    The problem is not so much that it is wrong as it that it is confusing and is not needed. (What's wrong with energy?) Because it isn't wrong, it's a bit tough to argue for rejecting a paper just because the author was hard over on using that term.
  13. Dec 4, 2011 #12


    User Avatar
    Science Advisor

    But here you are not arguing that it is an outdated concept. You are arguing that it is an outdated term for a still relevant concept.
  14. Dec 4, 2011 #13

    D H

    User Avatar
    Staff Emeritus
    Science Advisor

    Energy is not an outdated concept. Relativistic mass is.
  15. Dec 4, 2011 #14


    User Avatar
    Science Advisor

    What's the difference?
  16. Dec 4, 2011 #15
    I get that length appears less. But does time really slow down or only appear to slow down to a stationary observer? What I'm read says many experiments have shown atomic clocks slow down at high speeds and in high gravitational fields.
    And most people agree we shouldn't teach school children mass increases.
  17. Dec 5, 2011 #16


    User Avatar
    Science Advisor

    The fundamental lesson is not whether we should name something X or Y. The fundamental lesson is we don't know what X or Y is unless we have a procedure - experiment and analysis, and a way to communicate that to other experimentalists - to define X.

    So if someone says "time is slowing down" or "time is not slowing down", you should ask what every word in that statement means operationally. Both statements can of course be true if the "time" and "slowing down" don't have the same operational meanings in each of them.
    Last edited: Dec 5, 2011
  18. Dec 5, 2011 #17
  19. Dec 5, 2011 #18


    User Avatar
    Staff Emeritus
    Science Advisor

    The word "mass" is getting overburdened and overloaded, with multiple meanings. For instance, ADM, Bondi, and Komar masses, not to mention quasi-local mass.

    Furthermore, an all-too-large segment of the lay population is under the misapprehension that you just replace "mass" with "relativistic mass" in order to go from Newton's laws to relativity. If you use the synonym for relativistic mass, energy, people won't make this mistake. A related, and similarly common, mistake is to replace the "relativistic mass" in Newton's force law F=GmM/r^2 and to think that has something to do with the gravity of a moving particle.

    For all of these reasons, I think "relativistic mass" deserves a fine funeral and a decent respectful burial. It will be one less mass to worry about in the clutter of different sorts of masses that is currently littering the playing field, and it will help avoid misunderstandings by reducing the temptation to replace "mass" with "relativistic mass" blindly and wrongly in Newtonian formulae, expecting them to become relativistic with one stroke of the pen.

    At the same time, we could also bury "transverse mass" and "longitudinal mass" in nearby plots, maybe with some nice flowers, getting rid of a couple of more of the current overload/overuse of the term mass.

    Of course, every time we try, it seems smoene cries "He's not dead yet!
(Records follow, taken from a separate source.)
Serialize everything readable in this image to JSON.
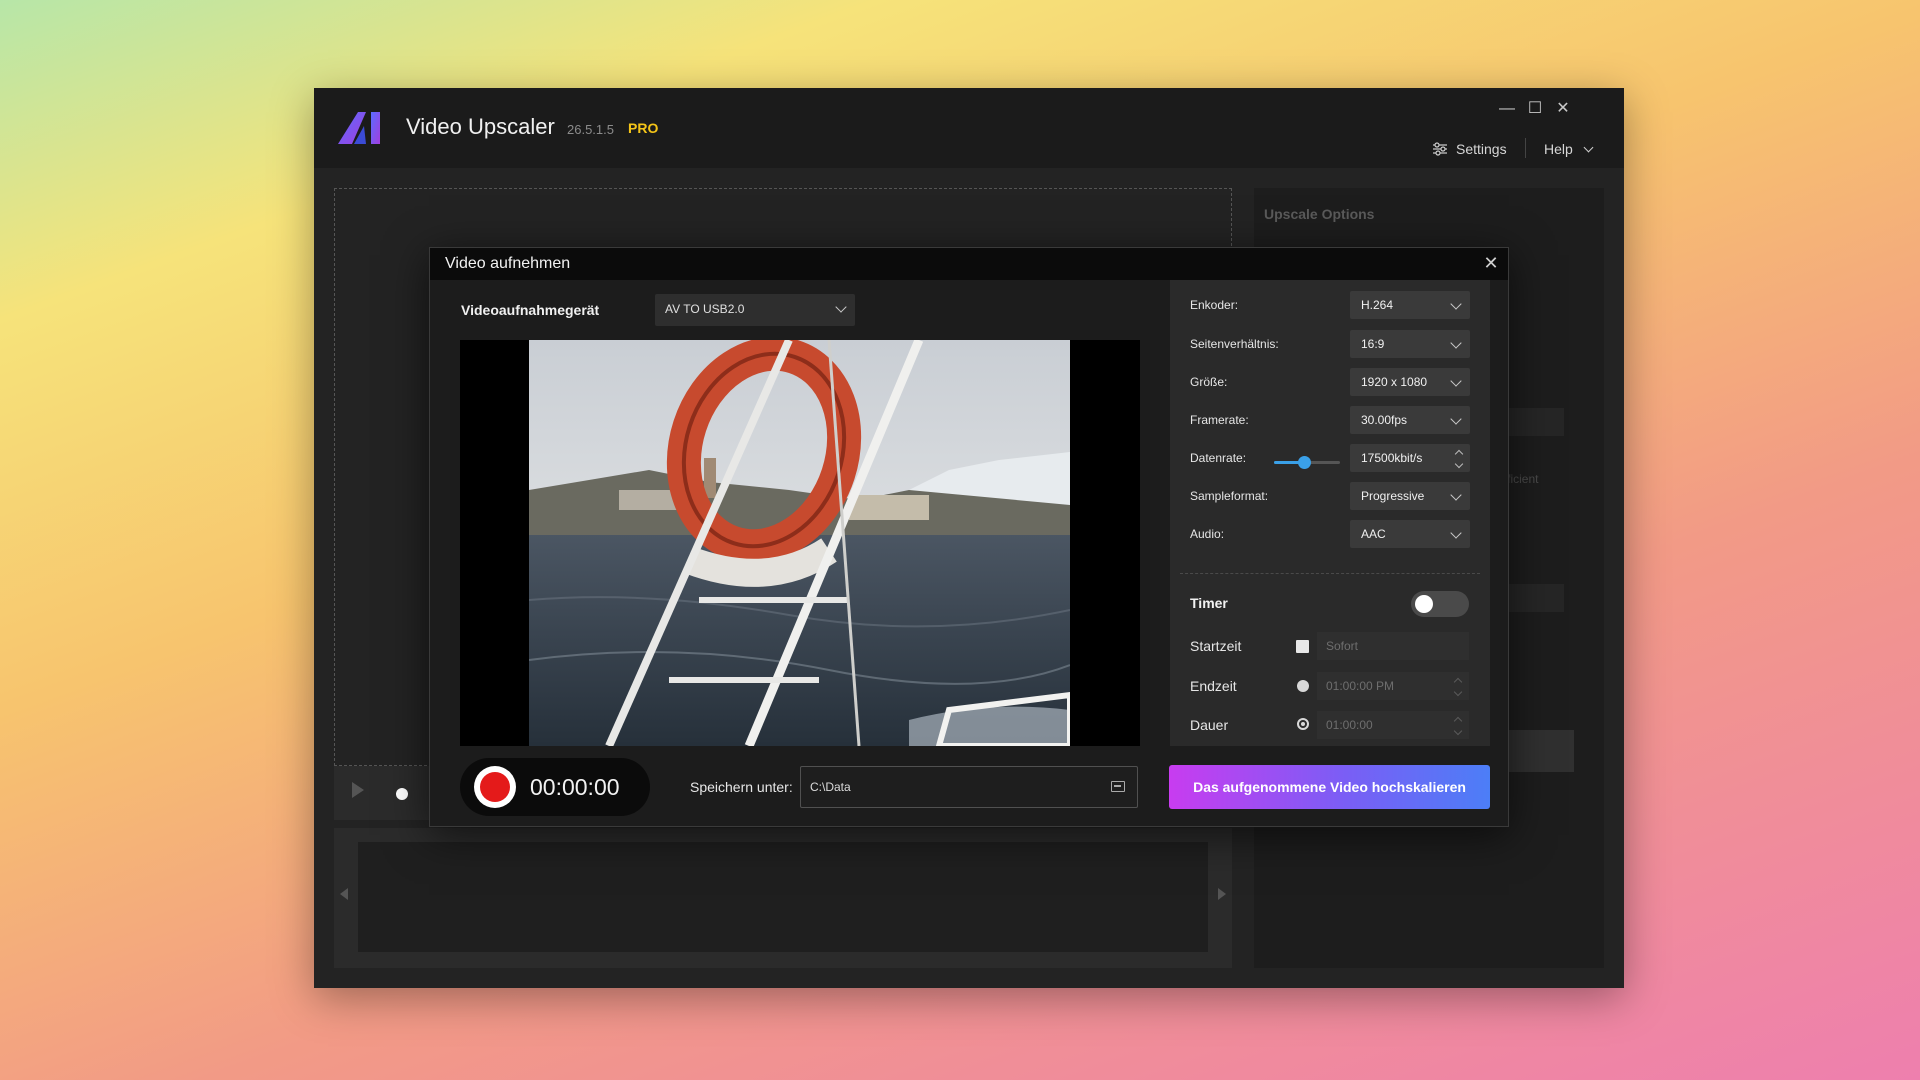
{
  "app": {
    "title": "Video Upscaler",
    "version": "26.5.1.5",
    "edition": "PRO",
    "window_controls": {
      "minimize": "—",
      "maximize": "☐",
      "close": "✕"
    },
    "header": {
      "settings_label": "Settings",
      "help_label": "Help"
    },
    "right_panel": {
      "title": "Upscale Options",
      "fragment_text": "fficient"
    }
  },
  "colors": {
    "accent_blue": "#3aa0e8",
    "record_red": "#e41a1a",
    "pro_yellow": "#f5c518",
    "gradient_start": "#c83cf0",
    "gradient_end": "#4c7ef7"
  },
  "icons": [
    "app-logo-icon",
    "settings-sliders-icon",
    "chevron-down-icon",
    "close-icon",
    "play-icon",
    "folder-icon",
    "record-icon"
  ],
  "dialog": {
    "title": "Video aufnehmen",
    "close": "✕",
    "device": {
      "label": "Videoaufnahmegerät",
      "value": "AV TO USB2.0"
    },
    "recording": {
      "time": "00:00:00"
    },
    "save": {
      "label": "Speichern unter:",
      "path": "C:\\Data"
    },
    "settings": {
      "encoder": {
        "label": "Enkoder:",
        "value": "H.264"
      },
      "aspect": {
        "label": "Seitenverhältnis:",
        "value": "16:9"
      },
      "size": {
        "label": "Größe:",
        "value": "1920 x 1080"
      },
      "framerate": {
        "label": "Framerate:",
        "value": "30.00fps"
      },
      "bitrate": {
        "label": "Datenrate:",
        "value": "17500kbit/s",
        "slider_fraction": 0.45
      },
      "sampleformat": {
        "label": "Sampleformat:",
        "value": "Progressive"
      },
      "audio": {
        "label": "Audio:",
        "value": "AAC"
      }
    },
    "timer": {
      "label": "Timer",
      "enabled": false,
      "start": {
        "label": "Startzeit",
        "value": "Sofort",
        "checked": true
      },
      "end": {
        "label": "Endzeit",
        "value": "01:00:00 PM"
      },
      "duration": {
        "label": "Dauer",
        "value": "01:00:00",
        "selected": true
      }
    },
    "upscale_button": "Das aufgenommene Video hochskalieren"
  }
}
He's feeling much better". ((That's a joke, BTW - a Monty Python reference)).
  20. Dec 5, 2011 #19


    User Avatar
    Science Advisor
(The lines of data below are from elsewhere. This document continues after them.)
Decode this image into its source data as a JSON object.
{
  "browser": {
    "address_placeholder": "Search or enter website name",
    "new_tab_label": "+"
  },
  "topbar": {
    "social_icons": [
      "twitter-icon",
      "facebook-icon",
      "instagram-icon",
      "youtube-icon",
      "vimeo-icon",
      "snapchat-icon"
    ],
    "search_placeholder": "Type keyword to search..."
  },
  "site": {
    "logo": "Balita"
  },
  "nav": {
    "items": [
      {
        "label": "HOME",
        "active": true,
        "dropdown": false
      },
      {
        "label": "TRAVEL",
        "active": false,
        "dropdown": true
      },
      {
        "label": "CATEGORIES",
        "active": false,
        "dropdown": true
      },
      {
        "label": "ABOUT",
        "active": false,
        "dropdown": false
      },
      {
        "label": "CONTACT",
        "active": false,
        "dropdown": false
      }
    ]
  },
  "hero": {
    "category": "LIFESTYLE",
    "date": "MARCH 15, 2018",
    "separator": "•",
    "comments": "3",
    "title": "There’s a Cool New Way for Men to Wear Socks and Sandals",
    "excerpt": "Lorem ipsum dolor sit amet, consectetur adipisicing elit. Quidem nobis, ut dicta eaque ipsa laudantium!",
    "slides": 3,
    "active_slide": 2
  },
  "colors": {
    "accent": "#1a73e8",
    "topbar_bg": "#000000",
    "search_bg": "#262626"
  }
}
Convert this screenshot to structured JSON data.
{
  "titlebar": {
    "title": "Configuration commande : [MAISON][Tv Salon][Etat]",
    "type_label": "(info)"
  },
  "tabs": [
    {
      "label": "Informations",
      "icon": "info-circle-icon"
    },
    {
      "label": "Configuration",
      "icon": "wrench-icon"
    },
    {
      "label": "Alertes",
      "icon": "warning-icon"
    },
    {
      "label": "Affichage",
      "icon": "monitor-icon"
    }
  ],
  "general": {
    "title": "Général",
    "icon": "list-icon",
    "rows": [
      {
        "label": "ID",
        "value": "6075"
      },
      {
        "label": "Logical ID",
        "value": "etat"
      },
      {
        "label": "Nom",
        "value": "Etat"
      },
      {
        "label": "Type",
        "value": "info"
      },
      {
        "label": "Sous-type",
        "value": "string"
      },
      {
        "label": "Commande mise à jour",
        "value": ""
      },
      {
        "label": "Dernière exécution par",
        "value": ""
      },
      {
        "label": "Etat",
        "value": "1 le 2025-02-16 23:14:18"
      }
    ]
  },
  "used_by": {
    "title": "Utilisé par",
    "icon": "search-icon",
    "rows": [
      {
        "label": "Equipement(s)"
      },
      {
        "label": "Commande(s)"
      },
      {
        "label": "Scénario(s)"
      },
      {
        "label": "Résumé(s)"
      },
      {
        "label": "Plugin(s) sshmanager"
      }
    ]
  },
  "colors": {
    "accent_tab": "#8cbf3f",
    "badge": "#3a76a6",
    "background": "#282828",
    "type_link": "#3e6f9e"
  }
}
    That's just wrong. Please - it's Komar energy, ADM energy, Bondi energy;)

    This terminology discussion is silly, so let's play at https://www.physicsforums.com/showthread.php?t=557287 so as not to distract from serious work in this thread .
    Last edited: Dec 5, 2011
  21. Dec 5, 2011 #20


    User Avatar
    Science Advisor
    Gold Member
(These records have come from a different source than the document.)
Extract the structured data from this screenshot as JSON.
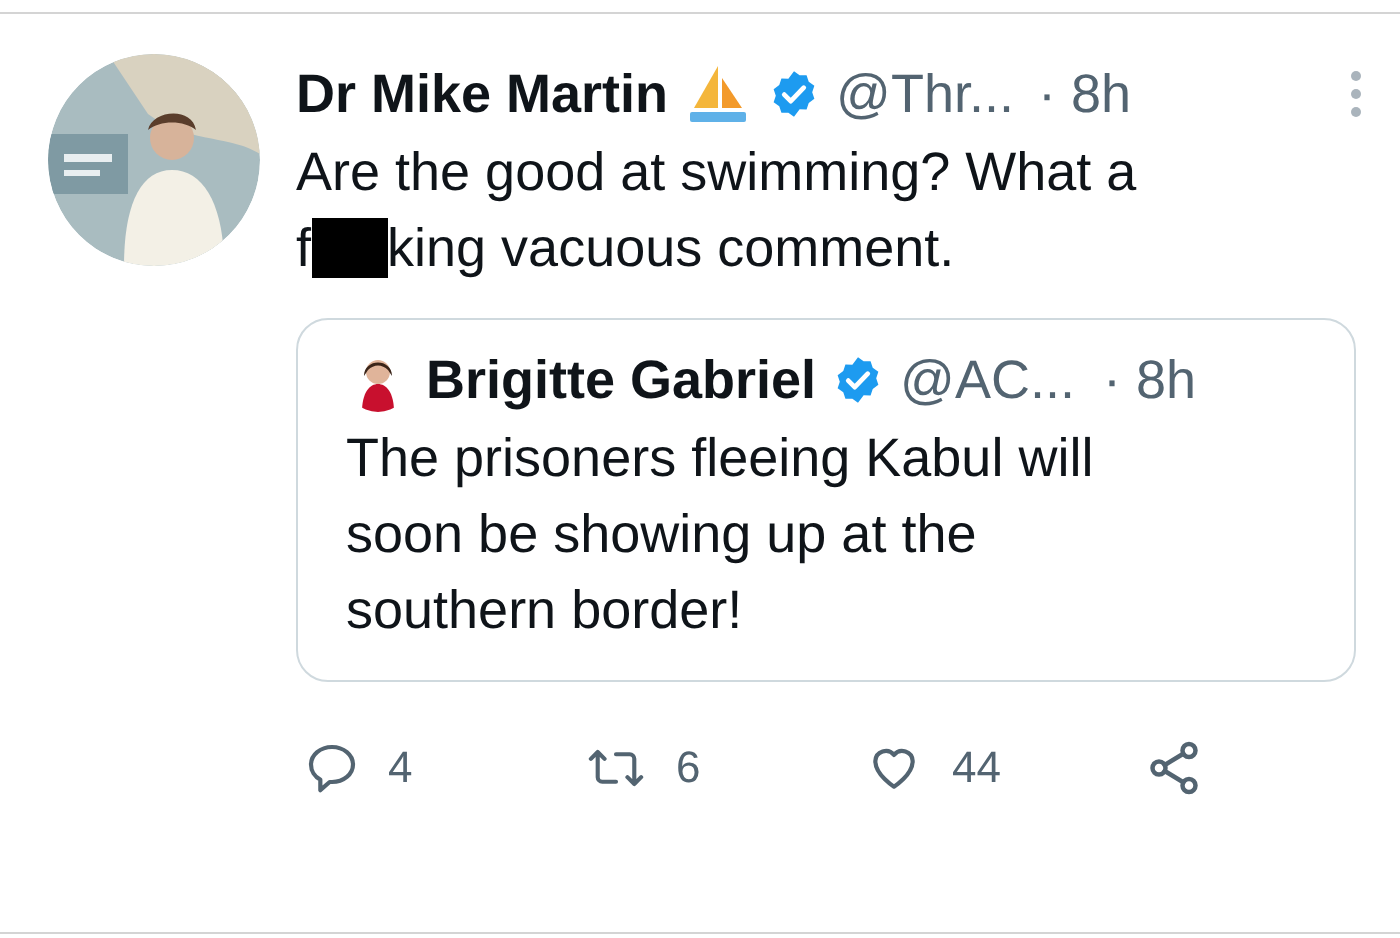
{
  "tweet": {
    "author": {
      "name": "Dr Mike Martin",
      "handle": "@Thr...",
      "time": "· 8h",
      "verified": true
    },
    "text_line_1": "Are the good at swimming? What a",
    "text_line_2_start": "f",
    "text_line_2_end": "king vacuous comment.",
    "redacted": true,
    "quote": {
      "author": {
        "name": "Brigitte Gabriel",
        "handle": "@AC...",
        "time": "· 8h",
        "verified": true
      },
      "lines": [
        "The prisoners fleeing Kabul will",
        "soon be showing up at the",
        "southern border!"
      ]
    },
    "actions": [
      {
        "kind": "reply",
        "count": "4"
      },
      {
        "kind": "retweet",
        "count": "6"
      },
      {
        "kind": "like",
        "count": "44"
      },
      {
        "kind": "share"
      }
    ]
  }
}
    When was the last time you saw someone try to use Komar mass in F=ma, or KE= 1/2 mv^2? What about the putting relativistic mass in these? (I see than mistake several times a year, at least, on these forums).

    In my mind, the fact that to get the relativistic mass concept to work with force requires you to invent transverse and longitudinal relativistic mass is the ultimate demonstration of its non-utility.

    Of course, just like for the LET, there will always be holdouts.
Share this great discussion with others via Reddit, Google+, Twitter, or Facebook